172: How to prevent heads of terms from being legally binding
The High Court has held that the parties to a dispute involving land intended to create a legal agreement by agreeing and signing heads of terms.
In Abberley v Abberley  EWHC 1564 (Ch), heads of terms were produced following the mediation of a dispute over division of a farm, land and assets. Heads of terms were agreed in all day and night mediation between the parents and two siblings. A manuscript agreement was signed by both parties’ solicitors, but no colour plans were attached identifying areas of land to be transferred.
Terms continued to be discussed for some months after the mediation. A later attendance note of the mediation mentioned additional terms that had been agreed at the meeting. This included noting that a further transfer of land, a farm business tenancy and cross indemnities would need to be entered into separately.

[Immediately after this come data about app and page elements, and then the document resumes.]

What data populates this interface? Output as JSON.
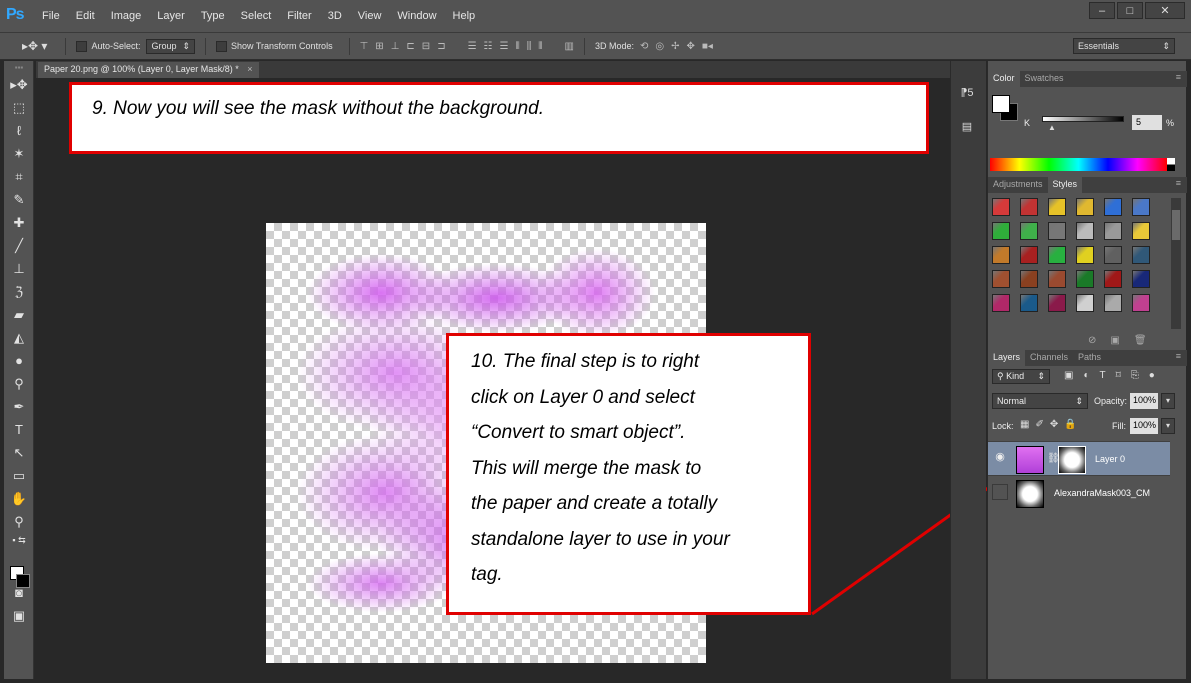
{
  "app": {
    "logo": "Ps"
  },
  "menu": [
    "File",
    "Edit",
    "Image",
    "Layer",
    "Type",
    "Select",
    "Filter",
    "3D",
    "View",
    "Window",
    "Help"
  ],
  "window_controls": [
    "–",
    "□",
    "✕"
  ],
  "options": {
    "auto_select_label": "Auto-Select:",
    "auto_select_value": "Group",
    "show_transform_label": "Show Transform Controls",
    "mode_3d_label": "3D Mode:",
    "workspace": "Essentials"
  },
  "document": {
    "tab_title": "Paper 20.png @ 100% (Layer 0, Layer Mask/8) *",
    "close": "×"
  },
  "callouts": {
    "step9": "9.  Now you will see the mask without the background.",
    "step10": "10.  The final step is to right\nclick on Layer 0 and select\n“Convert to smart object”.\nThis  will merge the mask to\nthe  paper and create a totally\nstandalone layer to use in your\ntag."
  },
  "color_panel": {
    "tabs": [
      "Color",
      "Swatches"
    ],
    "k_label": "K",
    "k_value": "5",
    "pct": "%"
  },
  "styles_panel": {
    "tabs": [
      "Adjustments",
      "Styles"
    ],
    "swatches": [
      "#d63a3a",
      "#c23333",
      "#e6c228",
      "#e0b830",
      "#2f6fd6",
      "#4a78c8",
      "#2fae3a",
      "#3fb04a",
      "#777777",
      "#bbbbbb",
      "#999999",
      "#e8c838",
      "#c27a2a",
      "#a82020",
      "#28b040",
      "#e0d020",
      "#606060",
      "#305878",
      "#a05030",
      "#8a4020",
      "#9a4a30",
      "#1a7a28",
      "#a01818",
      "#182878",
      "#b02868",
      "#1a5a8a",
      "#8a1a4a",
      "#d0d0d0",
      "#aaaaaa",
      "#c04090"
    ]
  },
  "layers_panel": {
    "tabs": [
      "Layers",
      "Channels",
      "Paths"
    ],
    "filter": "Kind",
    "blend_mode": "Normal",
    "opacity_label": "Opacity:",
    "opacity_value": "100%",
    "lock_label": "Lock:",
    "fill_label": "Fill:",
    "fill_value": "100%",
    "layers": [
      {
        "name": "Layer 0"
      },
      {
        "name": "AlexandraMask003_CM"
      }
    ]
  }
}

Eventually, one of the parties instructed a solicitor saying that the heads of terms agreed in the mediation were not binding as they were insufficiently certain or complete to amount to a contract, and did not identify the land to be transferred by reference to a plan.
However, the High Court held that the heads of term were capable of amounting to a binding agreement for the following reasons:
- all the terms agreed at the mediation were incorporated into the signed heads of terms which were intended to create a legal agreement and were found to comply with the statutory requirements;
- the heads of terms were set out in a document signed by both parties’ solicitor with sufficient certainty to be capable of amounting to a binding agreement; and
- the heads of terms did envisage a further transfer and farm business tenancy would be entered into, but did not contemplate any other formal agreement following the mediation. The land to be transferred could be identified by other evidence given by witnesses who attended the mediation.
This is an interesting case as heads of terms in property transactions are not normally expected to be legally binding. However, this particular family mediation required the heads of terms to be a binding agreement in order to resolve the dispute and this decision was made by the judge in the light of the very particular facts.
If there are pre-contract matters that parties do not want to be legally binding, such as heads of terms, then it is best to mark them ‘subject to contract’. The words ‘subject to contract’ are not, however, full-proof and the parties should also expressly state in documentation that the provisions are not intended to be legally binding.